== DATASET EXTRACT ==

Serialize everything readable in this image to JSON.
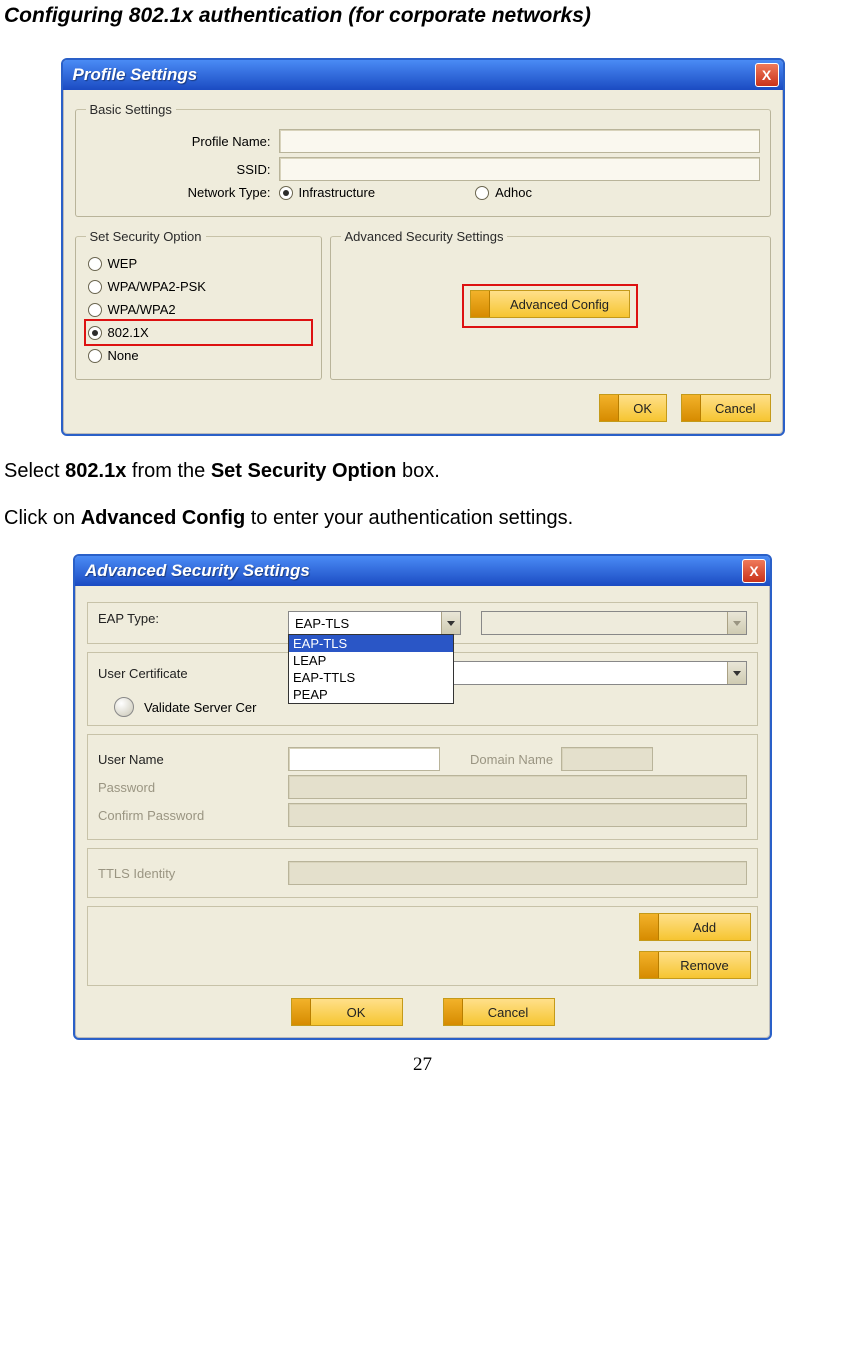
{
  "heading": "Configuring 802.1x authentication (for corporate networks)",
  "instruction1_pre": "Select ",
  "instruction1_b1": "802.1x",
  "instruction1_mid": " from the ",
  "instruction1_b2": "Set Security Option",
  "instruction1_post": " box.",
  "instruction2_pre": "Click on ",
  "instruction2_b1": "Advanced Config",
  "instruction2_post": " to enter your authentication settings.",
  "page_number": "27",
  "profile": {
    "title": "Profile Settings",
    "close": "X",
    "basic_legend": "Basic Settings",
    "profile_name_label": "Profile Name:",
    "ssid_label": "SSID:",
    "network_type_label": "Network Type:",
    "network_type_infra": "Infrastructure",
    "network_type_adhoc": "Adhoc",
    "security_legend": "Set Security Option",
    "sec_wep": "WEP",
    "sec_wpapsk": "WPA/WPA2-PSK",
    "sec_wpa": "WPA/WPA2",
    "sec_8021x": "802.1X",
    "sec_none": "None",
    "adv_legend": "Advanced Security Settings",
    "adv_btn": "Advanced Config",
    "ok": "OK",
    "cancel": "Cancel"
  },
  "advanced": {
    "title": "Advanced Security Settings",
    "close": "X",
    "eap_type_label": "EAP Type:",
    "eap_selected": "EAP-TLS",
    "eap_options": {
      "o1": "EAP-TLS",
      "o2": "LEAP",
      "o3": "EAP-TTLS",
      "o4": "PEAP"
    },
    "user_cert_label": "User Certificate",
    "validate_label": "Validate Server Cer",
    "user_name_label": "User Name",
    "domain_name_label": "Domain Name",
    "password_label": "Password",
    "confirm_password_label": "Confirm Password",
    "ttls_label": "TTLS Identity",
    "add": "Add",
    "remove": "Remove",
    "ok": "OK",
    "cancel": "Cancel"
  }
}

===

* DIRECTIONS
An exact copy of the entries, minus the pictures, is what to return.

* EXERCISE ANSWER
Serialize everything readable in this image to JSON.
{
  "heading": "Configuring 802.1x authentication (for corporate networks)",
  "instruction1_pre": "Select ",
  "instruction1_b1": "802.1x",
  "instruction1_mid": " from the ",
  "instruction1_b2": "Set Security Option",
  "instruction1_post": " box.",
  "instruction2_pre": "Click on ",
  "instruction2_b1": "Advanced Config",
  "instruction2_post": " to enter your authentication settings.",
  "page_number": "27",
  "profile": {
    "title": "Profile Settings",
    "close": "X",
    "basic_legend": "Basic Settings",
    "profile_name_label": "Profile Name:",
    "ssid_label": "SSID:",
    "network_type_label": "Network Type:",
    "network_type_infra": "Infrastructure",
    "network_type_adhoc": "Adhoc",
    "security_legend": "Set Security Option",
    "sec_wep": "WEP",
    "sec_wpapsk": "WPA/WPA2-PSK",
    "sec_wpa": "WPA/WPA2",
    "sec_8021x": "802.1X",
    "sec_none": "None",
    "adv_legend": "Advanced Security Settings",
    "adv_btn": "Advanced Config",
    "ok": "OK",
    "cancel": "Cancel"
  },
  "advanced": {
    "title": "Advanced Security Settings",
    "close": "X",
    "eap_type_label": "EAP Type:",
    "eap_selected": "EAP-TLS",
    "eap_options": {
      "o1": "EAP-TLS",
      "o2": "LEAP",
      "o3": "EAP-TTLS",
      "o4": "PEAP"
    },
    "user_cert_label": "User Certificate",
    "validate_label": "Validate Server Cer",
    "user_name_label": "User Name",
    "domain_name_label": "Domain Name",
    "password_label": "Password",
    "confirm_password_label": "Confirm Password",
    "ttls_label": "TTLS Identity",
    "add": "Add",
    "remove": "Remove",
    "ok": "OK",
    "cancel": "Cancel"
  }
}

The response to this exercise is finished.